Cancel culture has not yet pushed us to the brink of totalitarianism. We do not live in Weimar Germany: modern western democracies are much more robust. But it would be negligent to ignore the parallels: today’s enemies of free speech, too, use intimidation tactics. Cancel culture enables them to make credible threats against anyone who dares to challenge the purported consensus. These threats are made even more credible by the presence of violent activists who strategically wreak havoc to force acquiescence to their political demands. (It is ironic that people who engage in these coercive practices compare opponents of such practices to Nazis.) Unsurprisingly, then, many people today feel a pressure to self-censor.
The Covid-19 pandemic has increased isolation and amplified the echo chamber effect of social media bubbles. This has led to increased polarisation, and has taken a toll on independent thought and nuanced discourse—which may partly explain why some people have recently appeared confused as to the meaning of free speech. For example, many who oppose stay-at-home orders and mask mandates have mistakenly characterised any disagreement with their views as an infringement of their free speech rights. While certain liberties have been curtailed to reduce the spread of the virus, the right to free speech is not one of them.
The coronavirus crisis has, however, raised questions about how to define the limits of free speech, particularly in the context of efforts to control a pandemic. For instance, speech that incites imminent violence has long been subject to prohibition. Should that principle be extended to prohibit speech that can reasonably be described as inciting reckless behaviour that endangers public health—though arguably not imminently? Candace Owens tweeted “Don’t wear a mask” to her 2.6 million followers. Should this speech be prohibited—on the grounds that it causes a public health risk? Such censorship may be justified as promoting public health, while being unwise from the standpoint of preserving democratic liberties. Special cases like this demonstrate that, while freedom of speech is a fundamental democratic right, it may involve trade-offs.
The right to free speech is designed to facilitate gradual social progress through open debate. Radical progressives, who tend to favour the faster route of social revolution, thus often dismiss free speech as an ineffective tool. For example, the anarchist authors of Contradictionary define freedom of speech as “a device for conditioning people to speaking without acting.” This definition grossly underestimates the liberating power of speech. As Jonathan Zimmerman points out, “Speech, over time, has been a weapon of the powerless.”

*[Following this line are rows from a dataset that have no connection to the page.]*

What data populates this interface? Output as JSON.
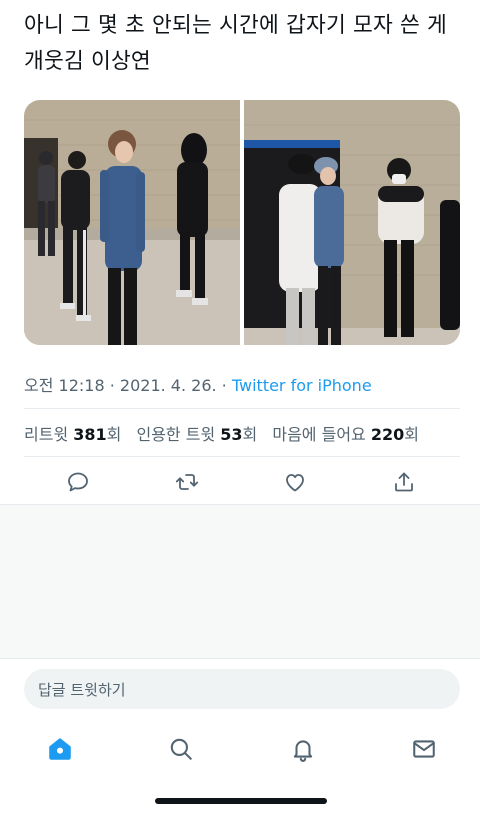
{
  "tweet": {
    "text": "아니 그 몇 초 안되는 시간에 갑자기 모자 쓴 게 개웃김 이상연"
  },
  "meta": {
    "time": "오전 12:18",
    "separator1": " · ",
    "date": "2021. 4. 26.",
    "separator2": " · ",
    "source": "Twitter for iPhone"
  },
  "stats": {
    "retweets_label": "리트윗 ",
    "retweets_count": "381",
    "retweets_unit": "회",
    "quotes_label": "인용한 트윗 ",
    "quotes_count": "53",
    "quotes_unit": "회",
    "likes_label": "마음에 들어요 ",
    "likes_count": "220",
    "likes_unit": "회"
  },
  "actions": [
    "reply-icon",
    "retweet-icon",
    "like-icon",
    "share-icon"
  ],
  "reply": {
    "placeholder": "답글 트윗하기"
  },
  "tabbar": {
    "items": [
      "home-icon",
      "search-icon",
      "notifications-icon",
      "messages-icon"
    ],
    "active_color": "#1d9bf0",
    "inactive_color": "#536471"
  },
  "colors": {
    "link": "#1d9bf0",
    "secondary_text": "#536471",
    "primary_text": "#0f1419"
  }
}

The right to freedom of speech has its limitations, but we are fortunate to have it, considering the number of times and places in which it has been contested, restricted and denied. It is therefore important that we keep testing its limits and unapologetically exercise our right to free speech, lest we let it slip away.